If you love history as much as I do, Mount Vernon is a must-see.
Where To Eat: Holy Cow
This restaurant really lives up to its name. Not only are their burgers delicious, but they’re also all-natural, hormone- and antibiotic-free. I really like the atmosphere here, too. It’s large and spacious and there’s plenty of room to spread out and enjoy your food!
My husband swears by the “Holy Pig” burger, but my personal favorite is the “The Champ.” It has brisket on it! I like this burger paired with Garlic Style fries and a Classic Oreo shake. Yum!
3. Old Town
Otherwise known as downtown Alexandria, this Virginia town right outside of the city is absolutely darling. The cobblestone and brick-lined streets, impressive water views and amazing eateries make this one of my favorite places to go when RVing in Washington, D.C.
If you get excited about farmers markets and drinking craft beer in historic buildings, make sure to make a trip to Old Town.
Where To Eat: Sweet Fire Donna’s
My sister lived in D.C. for years and says Sweet Fire Donna’s is hands down the best spot for barbecue.
Get there around 4:00 PM for happy hour and enjoy the Pitmaster Nachos. You can pick from five different meats to top the chips!
If you’re staying for dinner, they’ve got sandwiches, platters or just platefuls of meat. And the sides are familiar but exciting. I personally love the Bourbon Pepper Jack Creamed Corn, but my sister loves the fiery macaroni and cheese.
Overall, Washington, D.C. is one my favorite places to visit and, contrary to what you might expect, it can be really fun in an RV. Not only is it packed with history and things to explore, it’s also a great base or stop on any RV trip to Virginia and Maryland.
Feeling inspired and ready for a trip of your own? Rent an RV today and meet me there! Check out Campanda‘s selection of RVs to find one that’s perfect for you and your family:

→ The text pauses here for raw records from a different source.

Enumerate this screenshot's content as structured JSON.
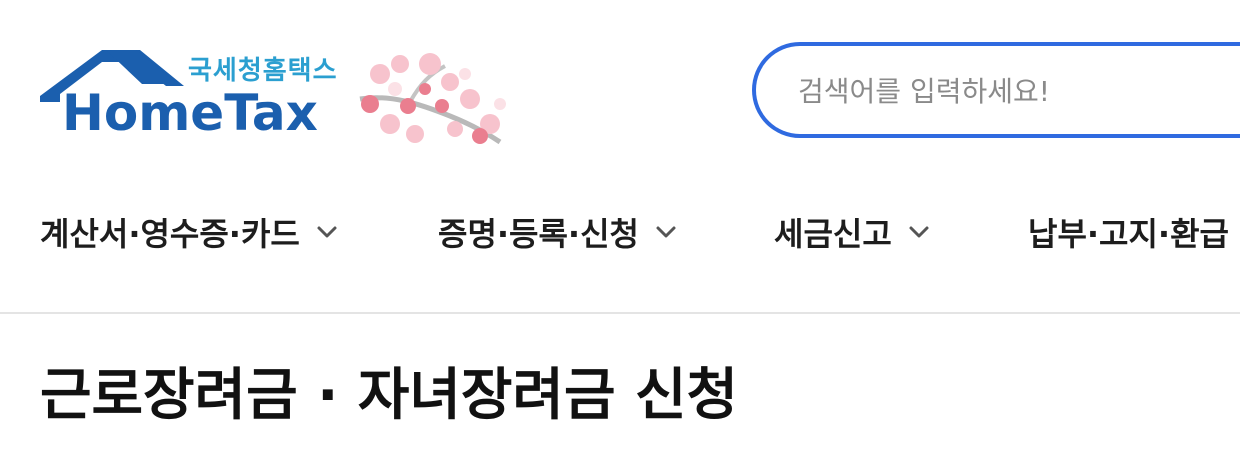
{
  "logo": {
    "korean_name": "국세청홈택스",
    "brand_name": "HomeTax",
    "icons": [
      "house-roof-icon",
      "cherry-blossom-icon"
    ]
  },
  "search": {
    "placeholder": "검색어를 입력하세요!",
    "value": ""
  },
  "nav": {
    "items": [
      {
        "label": "계산서·영수증·카드",
        "icon": "chevron-down-icon"
      },
      {
        "label": "증명·등록·신청",
        "icon": "chevron-down-icon"
      },
      {
        "label": "세금신고",
        "icon": "chevron-down-icon"
      },
      {
        "label": "납부·고지·환급",
        "icon": "chevron-down-icon"
      }
    ]
  },
  "page": {
    "title": "근로장려금 · 자녀장려금 신청"
  },
  "colors": {
    "brand_blue": "#1b5fae",
    "brand_cyan": "#2b9fd0",
    "search_border": "#2f6ae0",
    "blossom_pink": "#f4a9b8"
  }
}
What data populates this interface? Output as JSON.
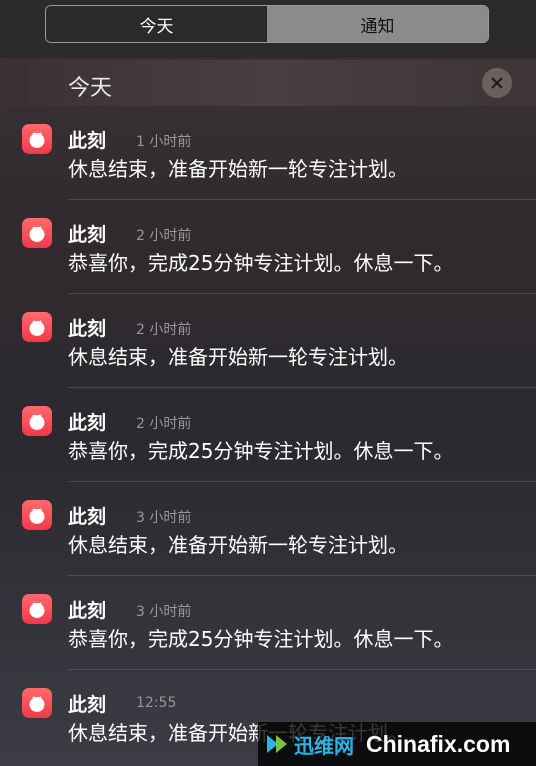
{
  "tabs": [
    {
      "label": "今天",
      "selected": true
    },
    {
      "label": "通知",
      "selected": false
    }
  ],
  "section": {
    "title": "今天",
    "close_icon": "close-icon"
  },
  "notifications": [
    {
      "app": "此刻",
      "time": "1 小时前",
      "message": "休息结束，准备开始新一轮专注计划。"
    },
    {
      "app": "此刻",
      "time": "2 小时前",
      "message": "恭喜你，完成25分钟专注计划。休息一下。"
    },
    {
      "app": "此刻",
      "time": "2 小时前",
      "message": "休息结束，准备开始新一轮专注计划。"
    },
    {
      "app": "此刻",
      "time": "2 小时前",
      "message": "恭喜你，完成25分钟专注计划。休息一下。"
    },
    {
      "app": "此刻",
      "time": "3 小时前",
      "message": "休息结束，准备开始新一轮专注计划。"
    },
    {
      "app": "此刻",
      "time": "3 小时前",
      "message": "恭喜你，完成25分钟专注计划。休息一下。"
    },
    {
      "app": "此刻",
      "time": "12:55",
      "message": "休息结束，准备开始新一轮专注计划。"
    }
  ],
  "watermark": {
    "cn": "迅维网",
    "en": "Chinafix.com"
  },
  "colors": {
    "app_icon": "#f2384a",
    "selected_tab_bg": "#2a292c",
    "unselected_tab_bg": "#8b8a8d",
    "watermark_cn": "#2db3e8"
  }
}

Or maybe you’ve got a rig sitting in your driveway right now? Rent out your RV during the weeks when you’re not using it and earn some extra cash. It’s simple and safe — and with Campanda, you’re in control of the whole process, from naming your price to choosing your renters.